Data records for software interfaces
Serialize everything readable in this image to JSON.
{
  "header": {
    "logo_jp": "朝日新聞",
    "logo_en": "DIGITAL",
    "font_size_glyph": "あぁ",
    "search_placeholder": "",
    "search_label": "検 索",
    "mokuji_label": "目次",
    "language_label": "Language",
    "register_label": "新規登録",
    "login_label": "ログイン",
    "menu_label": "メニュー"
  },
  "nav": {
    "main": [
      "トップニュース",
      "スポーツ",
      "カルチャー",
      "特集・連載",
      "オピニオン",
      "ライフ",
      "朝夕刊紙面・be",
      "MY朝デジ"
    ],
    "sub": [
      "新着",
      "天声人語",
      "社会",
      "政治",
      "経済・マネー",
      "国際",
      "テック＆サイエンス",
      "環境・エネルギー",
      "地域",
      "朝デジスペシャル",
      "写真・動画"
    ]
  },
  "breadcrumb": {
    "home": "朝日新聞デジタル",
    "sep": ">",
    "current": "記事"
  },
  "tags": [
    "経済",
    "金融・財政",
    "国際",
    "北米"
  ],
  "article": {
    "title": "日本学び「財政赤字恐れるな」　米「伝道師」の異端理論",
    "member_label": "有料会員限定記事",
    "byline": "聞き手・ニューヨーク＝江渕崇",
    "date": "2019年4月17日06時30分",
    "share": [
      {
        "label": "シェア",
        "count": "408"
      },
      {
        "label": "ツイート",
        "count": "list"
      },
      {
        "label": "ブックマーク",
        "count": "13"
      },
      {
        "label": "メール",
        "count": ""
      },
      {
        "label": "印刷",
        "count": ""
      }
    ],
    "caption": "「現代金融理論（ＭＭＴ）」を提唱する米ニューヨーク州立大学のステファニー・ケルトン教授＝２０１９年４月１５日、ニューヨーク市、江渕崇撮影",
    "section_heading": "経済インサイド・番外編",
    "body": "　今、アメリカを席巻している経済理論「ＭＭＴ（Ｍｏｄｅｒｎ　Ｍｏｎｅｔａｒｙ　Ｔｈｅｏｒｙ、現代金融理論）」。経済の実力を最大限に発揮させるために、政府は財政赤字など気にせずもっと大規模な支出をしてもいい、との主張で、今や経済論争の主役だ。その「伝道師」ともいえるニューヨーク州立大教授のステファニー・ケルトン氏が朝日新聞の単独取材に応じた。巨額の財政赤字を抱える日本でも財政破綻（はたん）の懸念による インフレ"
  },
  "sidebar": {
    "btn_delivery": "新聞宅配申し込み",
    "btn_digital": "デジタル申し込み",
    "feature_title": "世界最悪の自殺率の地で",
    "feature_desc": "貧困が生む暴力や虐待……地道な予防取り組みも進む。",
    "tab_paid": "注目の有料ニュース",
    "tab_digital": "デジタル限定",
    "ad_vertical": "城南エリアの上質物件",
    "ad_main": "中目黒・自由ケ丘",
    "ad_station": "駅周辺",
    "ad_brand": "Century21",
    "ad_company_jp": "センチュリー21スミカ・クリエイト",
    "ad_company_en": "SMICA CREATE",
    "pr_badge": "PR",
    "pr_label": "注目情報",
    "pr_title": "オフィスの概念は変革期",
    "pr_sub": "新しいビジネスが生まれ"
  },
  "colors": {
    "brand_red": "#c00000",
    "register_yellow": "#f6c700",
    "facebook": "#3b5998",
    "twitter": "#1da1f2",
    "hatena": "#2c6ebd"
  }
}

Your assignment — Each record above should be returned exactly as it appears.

Result of the task —
Serialize everything readable in this image to JSON.
{
  "header": {
    "logo_jp": "朝日新聞",
    "logo_en": "DIGITAL",
    "font_size_glyph": "あぁ",
    "search_placeholder": "",
    "search_label": "検 索",
    "mokuji_label": "目次",
    "language_label": "Language",
    "register_label": "新規登録",
    "login_label": "ログイン",
    "menu_label": "メニュー"
  },
  "nav": {
    "main": [
      "トップニュース",
      "スポーツ",
      "カルチャー",
      "特集・連載",
      "オピニオン",
      "ライフ",
      "朝夕刊紙面・be",
      "MY朝デジ"
    ],
    "sub": [
      "新着",
      "天声人語",
      "社会",
      "政治",
      "経済・マネー",
      "国際",
      "テック＆サイエンス",
      "環境・エネルギー",
      "地域",
      "朝デジスペシャル",
      "写真・動画"
    ]
  },
  "breadcrumb": {
    "home": "朝日新聞デジタル",
    "sep": ">",
    "current": "記事"
  },
  "tags": [
    "経済",
    "金融・財政",
    "国際",
    "北米"
  ],
  "article": {
    "title": "日本学び「財政赤字恐れるな」　米「伝道師」の異端理論",
    "member_label": "有料会員限定記事",
    "byline": "聞き手・ニューヨーク＝江渕崇",
    "date": "2019年4月17日06時30分",
    "share": [
      {
        "label": "シェア",
        "count": "408"
      },
      {
        "label": "ツイート",
        "count": "list"
      },
      {
        "label": "ブックマーク",
        "count": "13"
      },
      {
        "label": "メール",
        "count": ""
      },
      {
        "label": "印刷",
        "count": ""
      }
    ],
    "caption": "「現代金融理論（ＭＭＴ）」を提唱する米ニューヨーク州立大学のステファニー・ケルトン教授＝２０１９年４月１５日、ニューヨーク市、江渕崇撮影",
    "section_heading": "経済インサイド・番外編",
    "body": "　今、アメリカを席巻している経済理論「ＭＭＴ（Ｍｏｄｅｒｎ　Ｍｏｎｅｔａｒｙ　Ｔｈｅｏｒｙ、現代金融理論）」。経済の実力を最大限に発揮させるために、政府は財政赤字など気にせずもっと大規模な支出をしてもいい、との主張で、今や経済論争の主役だ。その「伝道師」ともいえるニューヨーク州立大教授のステファニー・ケルトン氏が朝日新聞の単独取材に応じた。巨額の財政赤字を抱える日本でも財政破綻（はたん）の懸念による インフレ"
  },
  "sidebar": {
    "btn_delivery": "新聞宅配申し込み",
    "btn_digital": "デジタル申し込み",
    "feature_title": "世界最悪の自殺率の地で",
    "feature_desc": "貧困が生む暴力や虐待……地道な予防取り組みも進む。",
    "tab_paid": "注目の有料ニュース",
    "tab_digital": "デジタル限定",
    "ad_vertical": "城南エリアの上質物件",
    "ad_main": "中目黒・自由ケ丘",
    "ad_station": "駅周辺",
    "ad_brand": "Century21",
    "ad_company_jp": "センチュリー21スミカ・クリエイト",
    "ad_company_en": "SMICA CREATE",
    "pr_badge": "PR",
    "pr_label": "注目情報",
    "pr_title": "オフィスの概念は変革期",
    "pr_sub": "新しいビジネスが生まれ"
  },
  "colors": {
    "brand_red": "#c00000",
    "register_yellow": "#f6c700",
    "facebook": "#3b5998",
    "twitter": "#1da1f2",
    "hatena": "#2c6ebd"
  }
}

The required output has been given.